Work out how many lines in the records contain the word "person", and give that number alone.

[EXERCISE INPUTS]

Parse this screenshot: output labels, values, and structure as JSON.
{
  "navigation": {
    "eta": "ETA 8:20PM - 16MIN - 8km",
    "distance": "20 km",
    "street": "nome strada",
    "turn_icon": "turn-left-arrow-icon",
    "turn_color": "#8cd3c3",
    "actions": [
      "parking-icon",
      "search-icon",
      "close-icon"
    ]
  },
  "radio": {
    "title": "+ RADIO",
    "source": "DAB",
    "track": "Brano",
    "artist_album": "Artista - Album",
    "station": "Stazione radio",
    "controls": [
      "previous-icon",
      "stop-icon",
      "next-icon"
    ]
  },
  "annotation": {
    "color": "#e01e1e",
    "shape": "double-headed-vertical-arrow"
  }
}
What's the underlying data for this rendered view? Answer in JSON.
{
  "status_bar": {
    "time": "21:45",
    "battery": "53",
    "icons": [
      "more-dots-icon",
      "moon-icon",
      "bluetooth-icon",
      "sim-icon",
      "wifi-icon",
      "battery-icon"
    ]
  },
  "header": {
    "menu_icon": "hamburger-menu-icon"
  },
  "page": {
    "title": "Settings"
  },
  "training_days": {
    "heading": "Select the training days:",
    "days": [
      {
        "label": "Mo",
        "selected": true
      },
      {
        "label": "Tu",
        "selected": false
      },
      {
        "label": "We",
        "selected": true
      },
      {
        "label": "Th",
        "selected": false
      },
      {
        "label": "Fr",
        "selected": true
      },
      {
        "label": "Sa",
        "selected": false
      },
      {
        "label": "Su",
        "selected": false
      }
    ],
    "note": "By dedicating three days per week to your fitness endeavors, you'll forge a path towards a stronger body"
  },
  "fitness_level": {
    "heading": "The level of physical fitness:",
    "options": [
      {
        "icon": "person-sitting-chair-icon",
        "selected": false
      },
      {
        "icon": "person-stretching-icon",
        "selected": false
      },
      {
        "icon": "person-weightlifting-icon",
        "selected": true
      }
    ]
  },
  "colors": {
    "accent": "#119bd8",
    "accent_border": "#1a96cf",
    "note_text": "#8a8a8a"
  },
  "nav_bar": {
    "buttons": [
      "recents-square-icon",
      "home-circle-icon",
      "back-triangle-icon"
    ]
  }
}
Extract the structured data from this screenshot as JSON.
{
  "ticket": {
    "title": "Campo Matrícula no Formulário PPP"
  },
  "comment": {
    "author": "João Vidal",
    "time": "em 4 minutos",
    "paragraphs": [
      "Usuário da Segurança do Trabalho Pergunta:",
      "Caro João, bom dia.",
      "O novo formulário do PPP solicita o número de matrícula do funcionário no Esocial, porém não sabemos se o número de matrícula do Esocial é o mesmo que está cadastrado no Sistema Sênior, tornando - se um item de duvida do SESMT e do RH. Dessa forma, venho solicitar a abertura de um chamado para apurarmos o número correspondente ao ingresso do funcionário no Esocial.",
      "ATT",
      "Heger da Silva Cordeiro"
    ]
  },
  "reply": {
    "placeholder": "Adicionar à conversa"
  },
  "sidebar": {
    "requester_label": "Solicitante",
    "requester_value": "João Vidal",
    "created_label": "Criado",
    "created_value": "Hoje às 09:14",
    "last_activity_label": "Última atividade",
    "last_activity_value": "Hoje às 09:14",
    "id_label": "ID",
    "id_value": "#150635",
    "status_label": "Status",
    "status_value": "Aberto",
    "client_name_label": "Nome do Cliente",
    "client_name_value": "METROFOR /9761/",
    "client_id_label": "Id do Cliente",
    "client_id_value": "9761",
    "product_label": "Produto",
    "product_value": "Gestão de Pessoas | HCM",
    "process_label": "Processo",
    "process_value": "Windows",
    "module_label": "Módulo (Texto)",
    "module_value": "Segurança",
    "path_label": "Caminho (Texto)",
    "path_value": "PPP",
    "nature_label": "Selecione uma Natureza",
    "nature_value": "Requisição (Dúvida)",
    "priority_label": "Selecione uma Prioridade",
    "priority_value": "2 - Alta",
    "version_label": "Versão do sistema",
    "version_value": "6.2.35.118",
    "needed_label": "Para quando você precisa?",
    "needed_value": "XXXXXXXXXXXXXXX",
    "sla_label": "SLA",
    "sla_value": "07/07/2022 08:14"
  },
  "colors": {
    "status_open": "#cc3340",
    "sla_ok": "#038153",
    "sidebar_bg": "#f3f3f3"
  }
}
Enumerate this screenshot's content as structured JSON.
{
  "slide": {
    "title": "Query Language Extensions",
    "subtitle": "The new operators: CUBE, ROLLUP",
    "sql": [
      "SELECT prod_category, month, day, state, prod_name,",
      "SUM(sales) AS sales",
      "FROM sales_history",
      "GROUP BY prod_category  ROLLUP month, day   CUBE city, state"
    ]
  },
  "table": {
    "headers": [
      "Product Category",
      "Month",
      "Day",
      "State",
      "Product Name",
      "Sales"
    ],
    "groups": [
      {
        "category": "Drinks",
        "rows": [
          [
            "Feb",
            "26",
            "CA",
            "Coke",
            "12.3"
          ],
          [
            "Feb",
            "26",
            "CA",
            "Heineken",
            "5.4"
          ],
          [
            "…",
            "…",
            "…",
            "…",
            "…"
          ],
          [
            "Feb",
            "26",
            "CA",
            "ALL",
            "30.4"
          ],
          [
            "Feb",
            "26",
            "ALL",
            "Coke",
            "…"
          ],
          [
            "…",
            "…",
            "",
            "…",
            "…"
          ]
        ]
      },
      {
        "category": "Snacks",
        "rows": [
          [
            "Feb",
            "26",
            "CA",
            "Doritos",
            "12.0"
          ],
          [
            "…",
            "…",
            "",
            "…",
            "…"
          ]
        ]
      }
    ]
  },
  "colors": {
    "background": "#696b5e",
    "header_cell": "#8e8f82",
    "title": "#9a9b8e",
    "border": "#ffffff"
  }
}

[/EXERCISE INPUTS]

### SOLUTION
3